This intervention showed a positive effect on vascular endothelial function, whereas other cardiac functional changes were unaffected. Although generally very safe, diving may be associated with serious, and sometimes fatal, consequences, which are usually related to decompression sickness. These new data raise the possibility that pre-dive intake of antioxidant vitamins may prevent some of the negative effects of diving on vascular function. The results of this study are of interest for those involved in all types of recreational and professional diving.

Melanie Thomson | alfa
Further information:
http://www.blackwellpublishing.com

More articles from Health and Medicine:

nachricht Biofilm discovery suggests new way to prevent dangerous infections
23.05.2017 | University of Texas at Austin

nachricht Another reason to exercise: Burning bone fat -- a key to better bone health
19.05.2017 | University of North Carolina Health Care

All articles from Health and Medicine >>>

The most recent press releases about innovation >>>

Die letzten 5 Focus-News des innovations-reports im Überblick:

Im Focus: Turmoil in sluggish electrons’ existence

An international team of physicists has monitored the scattering behaviour of electrons in a non-conducting material in real-time. Their insights could be beneficial for radiotherapy.

We can refer to electrons in non-conducting materials as ‘sluggish’. Typically, they remain fixed in a location, deep inside an atomic composite. It is hence...

Im Focus: Wafer-thin Magnetic Materials Developed for Future Quantum Technologies

Two-dimensional magnetic structures are regarded as a promising material for new types of data storage, since the magnetic properties of individual molecular building blocks can be investigated and modified. For the first time, researchers have now produced a wafer-thin ferrimagnet, in which molecules with different magnetic centers arrange themselves on a gold surface to form a checkerboard pattern. Scientists at the Swiss Nanoscience Institute at the University of Basel and the Paul Scherrer Institute published their findings in the journal Nature Communications.

Ferrimagnets are composed of two centers which are magnetized at different strengths and point in opposing directions. Two-dimensional, quasi-flat ferrimagnets...

Im Focus: World's thinnest hologram paves path to new 3-D world

Nano-hologram paves way for integration of 3-D holography into everyday electronics

An Australian-Chinese research team has created the world's thinnest hologram, paving the way towards the integration of 3D holography into everyday...

Im Focus: Using graphene to create quantum bits

In the race to produce a quantum computer, a number of projects are seeking a way to create quantum bits -- or qubits -- that are stable, meaning they are not much affected by changes in their environment. This normally needs highly nonlinear non-dissipative elements capable of functioning at very low temperatures.

In pursuit of this goal, researchers at EPFL's Laboratory of Photonics and Quantum Measurements LPQM (STI/SB), have investigated a nonlinear graphene-based...

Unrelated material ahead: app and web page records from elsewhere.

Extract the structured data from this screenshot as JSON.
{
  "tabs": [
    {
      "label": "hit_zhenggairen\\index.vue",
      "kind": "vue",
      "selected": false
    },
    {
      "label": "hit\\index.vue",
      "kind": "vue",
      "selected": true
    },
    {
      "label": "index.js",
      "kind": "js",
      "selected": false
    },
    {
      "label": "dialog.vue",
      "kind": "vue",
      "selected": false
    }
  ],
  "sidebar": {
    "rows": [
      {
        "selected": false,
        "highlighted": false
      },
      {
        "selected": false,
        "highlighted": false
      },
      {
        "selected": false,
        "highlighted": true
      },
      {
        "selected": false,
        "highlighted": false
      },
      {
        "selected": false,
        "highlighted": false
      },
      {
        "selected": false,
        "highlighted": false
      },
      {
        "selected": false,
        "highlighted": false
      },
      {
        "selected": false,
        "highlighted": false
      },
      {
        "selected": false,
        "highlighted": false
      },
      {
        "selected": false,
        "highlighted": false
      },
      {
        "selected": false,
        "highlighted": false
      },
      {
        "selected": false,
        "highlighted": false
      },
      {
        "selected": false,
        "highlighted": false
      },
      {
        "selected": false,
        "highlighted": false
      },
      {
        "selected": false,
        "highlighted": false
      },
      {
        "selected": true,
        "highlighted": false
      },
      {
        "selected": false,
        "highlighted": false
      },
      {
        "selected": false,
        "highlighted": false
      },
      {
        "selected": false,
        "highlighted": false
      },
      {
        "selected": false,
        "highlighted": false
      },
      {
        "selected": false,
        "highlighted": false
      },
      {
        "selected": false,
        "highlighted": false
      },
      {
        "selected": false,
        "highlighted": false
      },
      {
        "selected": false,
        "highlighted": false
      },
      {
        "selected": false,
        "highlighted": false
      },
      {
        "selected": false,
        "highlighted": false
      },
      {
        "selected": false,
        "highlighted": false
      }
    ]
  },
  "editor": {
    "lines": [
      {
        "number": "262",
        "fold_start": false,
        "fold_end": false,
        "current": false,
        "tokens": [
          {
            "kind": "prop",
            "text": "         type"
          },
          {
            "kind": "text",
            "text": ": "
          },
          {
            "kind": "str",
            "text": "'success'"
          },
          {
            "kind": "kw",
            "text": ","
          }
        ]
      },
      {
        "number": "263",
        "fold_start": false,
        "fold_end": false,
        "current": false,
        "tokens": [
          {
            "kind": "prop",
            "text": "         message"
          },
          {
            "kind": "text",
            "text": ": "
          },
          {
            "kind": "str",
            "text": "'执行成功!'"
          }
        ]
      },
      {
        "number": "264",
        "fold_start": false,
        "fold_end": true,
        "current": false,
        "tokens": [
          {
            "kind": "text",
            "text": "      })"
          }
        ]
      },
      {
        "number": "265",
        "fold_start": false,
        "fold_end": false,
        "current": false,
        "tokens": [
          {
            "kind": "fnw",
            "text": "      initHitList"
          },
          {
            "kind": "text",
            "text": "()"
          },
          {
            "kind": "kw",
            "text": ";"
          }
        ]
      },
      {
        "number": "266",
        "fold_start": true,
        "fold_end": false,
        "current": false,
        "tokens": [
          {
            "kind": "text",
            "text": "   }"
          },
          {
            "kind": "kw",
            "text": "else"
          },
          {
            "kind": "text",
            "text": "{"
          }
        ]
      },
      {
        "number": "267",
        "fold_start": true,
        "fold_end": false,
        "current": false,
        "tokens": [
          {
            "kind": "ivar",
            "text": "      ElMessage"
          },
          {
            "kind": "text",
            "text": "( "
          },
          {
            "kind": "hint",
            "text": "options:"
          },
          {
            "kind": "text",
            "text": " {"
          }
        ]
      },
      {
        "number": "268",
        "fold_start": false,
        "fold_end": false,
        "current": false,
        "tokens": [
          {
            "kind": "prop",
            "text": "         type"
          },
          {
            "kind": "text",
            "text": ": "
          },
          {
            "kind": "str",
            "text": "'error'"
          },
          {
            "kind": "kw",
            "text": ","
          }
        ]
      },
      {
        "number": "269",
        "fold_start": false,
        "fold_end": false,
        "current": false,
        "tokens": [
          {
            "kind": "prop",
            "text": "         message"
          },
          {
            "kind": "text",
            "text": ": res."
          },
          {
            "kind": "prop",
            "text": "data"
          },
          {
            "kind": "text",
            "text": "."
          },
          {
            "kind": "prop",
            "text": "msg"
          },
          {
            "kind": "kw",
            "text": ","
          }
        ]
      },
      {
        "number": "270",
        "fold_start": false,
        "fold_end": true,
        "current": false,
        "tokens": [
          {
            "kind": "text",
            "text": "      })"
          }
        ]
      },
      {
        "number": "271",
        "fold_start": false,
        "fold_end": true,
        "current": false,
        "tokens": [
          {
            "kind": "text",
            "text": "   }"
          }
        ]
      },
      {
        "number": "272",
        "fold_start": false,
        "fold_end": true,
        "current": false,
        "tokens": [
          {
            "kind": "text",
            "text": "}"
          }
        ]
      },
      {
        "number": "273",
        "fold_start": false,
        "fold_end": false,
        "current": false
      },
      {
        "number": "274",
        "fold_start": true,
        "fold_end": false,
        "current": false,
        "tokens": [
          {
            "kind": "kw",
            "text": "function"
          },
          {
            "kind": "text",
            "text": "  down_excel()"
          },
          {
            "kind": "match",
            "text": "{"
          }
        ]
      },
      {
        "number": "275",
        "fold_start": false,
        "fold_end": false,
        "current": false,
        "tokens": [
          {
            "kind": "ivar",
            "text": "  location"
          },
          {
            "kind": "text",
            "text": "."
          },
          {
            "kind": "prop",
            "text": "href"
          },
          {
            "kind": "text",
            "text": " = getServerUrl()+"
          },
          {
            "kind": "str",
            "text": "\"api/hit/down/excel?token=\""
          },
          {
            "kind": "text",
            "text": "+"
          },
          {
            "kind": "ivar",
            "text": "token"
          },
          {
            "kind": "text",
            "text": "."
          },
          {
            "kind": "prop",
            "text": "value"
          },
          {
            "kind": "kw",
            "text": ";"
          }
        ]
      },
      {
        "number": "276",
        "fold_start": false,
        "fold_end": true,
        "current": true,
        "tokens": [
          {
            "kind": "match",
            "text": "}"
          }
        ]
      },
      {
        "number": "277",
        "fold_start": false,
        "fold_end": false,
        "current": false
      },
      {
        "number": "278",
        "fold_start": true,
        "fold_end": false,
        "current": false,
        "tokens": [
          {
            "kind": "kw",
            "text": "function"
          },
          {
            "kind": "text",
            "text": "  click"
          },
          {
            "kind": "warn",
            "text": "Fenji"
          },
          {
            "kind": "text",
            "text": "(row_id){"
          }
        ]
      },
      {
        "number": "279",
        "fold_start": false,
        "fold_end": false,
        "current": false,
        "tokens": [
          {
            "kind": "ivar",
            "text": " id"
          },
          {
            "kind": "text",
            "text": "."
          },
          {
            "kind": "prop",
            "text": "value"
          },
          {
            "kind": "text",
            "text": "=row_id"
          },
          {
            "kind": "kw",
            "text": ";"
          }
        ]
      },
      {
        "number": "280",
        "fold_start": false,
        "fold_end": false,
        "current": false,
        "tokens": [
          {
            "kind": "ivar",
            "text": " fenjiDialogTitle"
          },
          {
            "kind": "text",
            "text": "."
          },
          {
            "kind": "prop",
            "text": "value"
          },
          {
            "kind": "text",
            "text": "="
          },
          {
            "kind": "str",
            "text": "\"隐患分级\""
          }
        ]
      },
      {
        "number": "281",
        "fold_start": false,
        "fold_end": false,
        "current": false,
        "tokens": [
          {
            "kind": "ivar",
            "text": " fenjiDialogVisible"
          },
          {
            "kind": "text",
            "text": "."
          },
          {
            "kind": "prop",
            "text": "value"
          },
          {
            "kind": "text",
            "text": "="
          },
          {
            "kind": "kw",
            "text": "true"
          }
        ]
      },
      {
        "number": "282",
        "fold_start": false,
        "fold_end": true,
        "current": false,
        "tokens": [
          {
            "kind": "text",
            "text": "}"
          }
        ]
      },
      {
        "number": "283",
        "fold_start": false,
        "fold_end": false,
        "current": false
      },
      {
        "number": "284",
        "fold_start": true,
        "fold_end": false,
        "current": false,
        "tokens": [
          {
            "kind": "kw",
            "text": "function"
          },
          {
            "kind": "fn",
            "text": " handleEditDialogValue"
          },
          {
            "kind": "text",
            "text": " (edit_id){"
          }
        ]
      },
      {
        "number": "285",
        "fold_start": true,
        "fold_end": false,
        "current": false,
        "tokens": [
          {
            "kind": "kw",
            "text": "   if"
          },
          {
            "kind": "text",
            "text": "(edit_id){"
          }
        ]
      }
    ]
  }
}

Im Focus: Bacteria harness the lotus effect to protect themselves

Biofilms: Researchers find the causes of water-repelling properties

Dental plaque and the viscous brown slime in drainpipes are two familiar examples of bacterial biofilms. Removing such bacterial depositions from surfaces is...

All Focus news of the innovation-report >>>

Anzeige

Anzeige

Event News

AWK Aachen Machine Tool Colloquium 2017: Internet of Production for Agile Enterprises

23.05.2017 | Event News

Dortmund MST Conference presents Individualized Healthcare Solutions with micro and nanotechnology

22.05.2017 | Event News

Innovation 4.0: Shaping a humane fourth industrial revolution

17.05.2017 | Event News

 
Latest News

Scientists propose synestia, a new type of planetary object

23.05.2017 | Physics and Astronomy

Zap! Graphene is bad news for bacteria

23.05.2017 | Life Sciences

Medical gamma-ray camera is now palm-sized

23.05.2017 | Medical Engineering

VideoLinks
B2B-VideoLinks
More VideoLinks >>>